     tite. Tokyo (Japan): Japanese Association of Apatite Science;         [28] Berndt CC, Haddad GN, Farmer AJD, Gross KA. Thermal
     1991.                                                                      spraying for bioceramic applications. Mater Forum 1990;14:161.
[14] Hench LL. Bioceramics: from concept to clinic. J Am Ceram Soc         [29] Rodriguez-Lorenzo LM, Vallet-Regi M, Ferreira JMF. Colloidal
     1991;74(7):1487–510.                                                       processing of hydroxylapatite. Biomaterials 2001;22:1847–52.
[15] Suchanek W, Yoshimura M. Processing and properties of                 [30] Gibson IR, Ke S, Best SM, Bonfield W. Effect of powder
     hydroxyapatite-based materials for use as hard tissue replacement          characteristics on the sinterability of hydroxyapatite powders. J
     implants. J Mater Res 1998;13:94–117.                                      Mater Sci 2001;12:163–71.
[16] LeGeros RZ. Calcium phosphates in oral biology and medi-              [31] Kingery WD, Bowen HK, Uhlmann DR. Introduction to
     cine Basel: Switzerland Karger; 1991.                                      ceramics. New York: Wiley; 1976.
[17] Bouyer E, Gitzhofer F, Boulos MI. Morphological study of              [32] Patel N, Gibson IR, Ke S, Best SM, Bonfield W. Calcining
     hydroxyapatite nanocrystal suspension. J Mater Sci                         influence on the powder properties of hydroxyapatite. J Mater Sci
     2000;11:523–31.                                                            2001;12:181–8.
[18] Landi E, Tampieri A, Celotti G, Sprio S. Densification behavior        [33] Wei M, Ruys AJ, Milthorpe BK, Sorrell CC. Solution ripening of
     and mechanisms of synthetic hydroxyapatites. J Eur Ceram Soc               hydroxyapatite nanoparticles: effects on electrophoretic deposi-
     2000;20:2377–87.                                                           tion. J Biomed Mater Res 1999;45(1):11–9.

				
DOCUMENT INFO

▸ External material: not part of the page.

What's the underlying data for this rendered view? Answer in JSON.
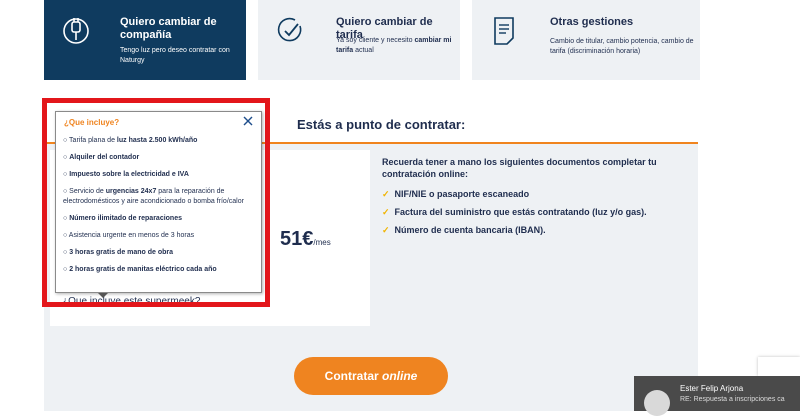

Shared By:
Categories:
Tags:
Stats:
views:20
posted:8/3/2012
language:English
pages:9
Siriporn Thikanta Siriporn Thikanta http://
About